Around 730,000 UK workers have been removed from the payroll of British companies since March when the lockdown began, according to new data from the Office for National Statistics.
The ONS said that employment rates have continued to decline in the last month as another 81,000 jobs fell off payrolls across the country, pushing the number of employed people to just under 28.3 million.
Paul Morrison from the Joint Public Issues Team, which helps churches speak out effectively on injustice, told Premier Christian News he expects the problem to continue.
"I think we were expecting it. I think that actually the total number of job losses is going to keep increasing until at least November when the furlough scheme comes to an end," he said.
"So this scale of job loss was always going to be likely, although for each family concerned, that isn't very much comfort."

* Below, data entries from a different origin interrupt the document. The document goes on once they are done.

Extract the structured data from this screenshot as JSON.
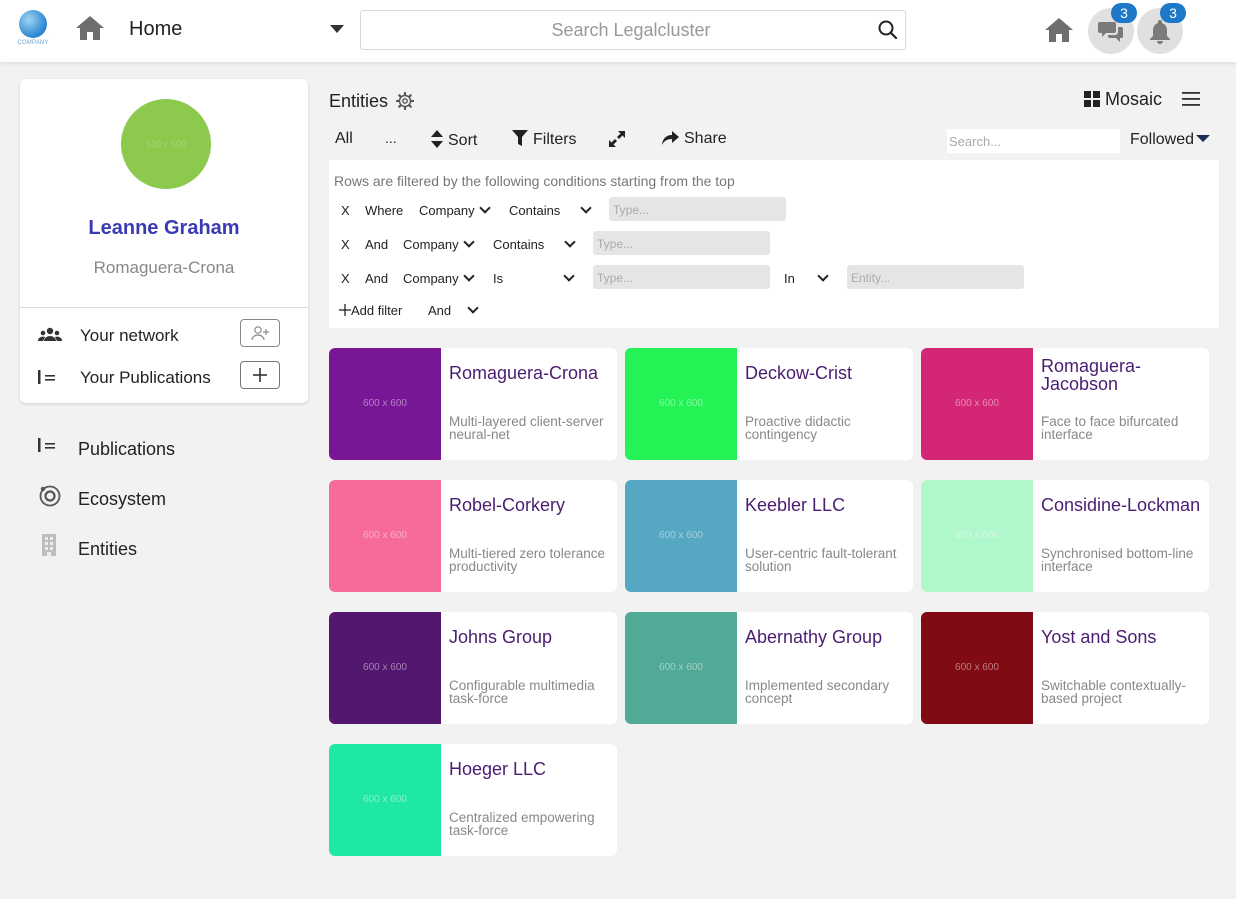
{
  "header": {
    "logo_text": "COMPANY",
    "title": "Home",
    "search_placeholder": "Search Legalcluster",
    "messages_count": "3",
    "notifications_count": "3"
  },
  "profile": {
    "avatar_text": "600 x 600",
    "avatar_color": "#8cc94d",
    "name": "Leanne Graham",
    "company": "Romaguera-Crona",
    "network_label": "Your network",
    "publications_label": "Your Publications"
  },
  "sidebar": {
    "items": [
      {
        "label": "Publications",
        "icon": "publications-icon"
      },
      {
        "label": "Ecosystem",
        "icon": "ecosystem-icon"
      },
      {
        "label": "Entities",
        "icon": "entities-icon"
      }
    ]
  },
  "main": {
    "title": "Entities",
    "view_label": "Mosaic",
    "toolbar": {
      "all": "All",
      "more": "...",
      "sort": "Sort",
      "filters": "Filters",
      "share": "Share",
      "search_placeholder": "Search...",
      "followed": "Followed"
    },
    "filter_panel": {
      "note": "Rows are filtered by the following conditions starting from the top",
      "rows": [
        {
          "remove": "X",
          "connector": "Where",
          "field": "Company",
          "operator": "Contains",
          "value_placeholder": "Type..."
        },
        {
          "remove": "X",
          "connector": "And",
          "field": "Company",
          "operator": "Contains",
          "value_placeholder": "Type..."
        },
        {
          "remove": "X",
          "connector": "And",
          "field": "Company",
          "operator": "Is",
          "value_placeholder": "Type...",
          "in_label": "In",
          "entity_placeholder": "Entity..."
        }
      ],
      "add_filter": "Add filter",
      "add_connector": "And"
    },
    "cards": [
      {
        "name": "Romaguera-Crona",
        "desc": "Multi-layered client-server neural-net",
        "img_text": "600 x 600",
        "color": "#771796"
      },
      {
        "name": "Deckow-Crist",
        "desc": "Proactive didactic contingency",
        "img_text": "600 x 600",
        "color": "#24f355"
      },
      {
        "name": "Romaguera-Jacobson",
        "desc": "Face to face bifurcated interface",
        "img_text": "600 x 600",
        "color": "#d32776"
      },
      {
        "name": "Robel-Corkery",
        "desc": "Multi-tiered zero tolerance productivity",
        "img_text": "600 x 600",
        "color": "#f66b97"
      },
      {
        "name": "Keebler LLC",
        "desc": "User-centric fault-tolerant solution",
        "img_text": "600 x 600",
        "color": "#56a8c2"
      },
      {
        "name": "Considine-Lockman",
        "desc": "Synchronised bottom-line interface",
        "img_text": "600 x 600",
        "color": "#b0f7cc"
      },
      {
        "name": "Johns Group",
        "desc": "Configurable multimedia task-force",
        "img_text": "600 x 600",
        "color": "#54176f"
      },
      {
        "name": "Abernathy Group",
        "desc": "Implemented secondary concept",
        "img_text": "600 x 600",
        "color": "#51aa97"
      },
      {
        "name": "Yost and Sons",
        "desc": "Switchable contextually-based project",
        "img_text": "600 x 600",
        "color": "#810b14"
      },
      {
        "name": "Hoeger LLC",
        "desc": "Centralized empowering task-force",
        "img_text": "600 x 600",
        "color": "#1ee8a4"
      }
    ]
  }
}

The worst of the job losses came in the beginning of the lockdown months. Many people were let go as large parts of the economy grounded to a halt in late March when Prime Minister Boris Johnson told everyone to only leave their homes to exercise or get food.
Between March and June, UK workers dropped by 649,000, according to ONS data released last month. Most of that was from the early days of lockdown.
Experts are worried that the full extent of Britain's job problem has been hidden by the Government's furlough scheme, which promised to cover 80% of the salaries of staff who could not work because of lockdown.
Morrison said that churches and Christian organisations showed remarkable support during lockdown and they will be even more vital in the coming months.
"Coming up at the end of the end of the summer, things like council tax will start getting collected again, people might be being chased for rent arrears and probably evictions.
"So it's people like Christians Against Poverty and other independent debt centres which are in churches across the country, they're going to become increasingly important because lots of families are building up debt."
After Christian groups put in so much effort to respond to the coronavirus pandemic, Morrison said fatigue can start to settle in but he knows they will pull through.
"I'm utterly surprised we've been capable of delivering in the way that we have so far. Trussell Trust is an organisation I work with quite closely and they are just extraordinary and amazing people.
"I've been in utter admiration of the work I've seen going on there day in and day out. They are exhausted, but I think they will continue and I hope that Christians Against Poverty will get the support needed as more people come to them.
"One of the things that churches can do is really think about who is likely to need support, what organisations are going to feel the pressure.
"Food banks are going to continue to feel the pressure as unemployment increases, but I think that debt centres is the next big place where we'll feel more."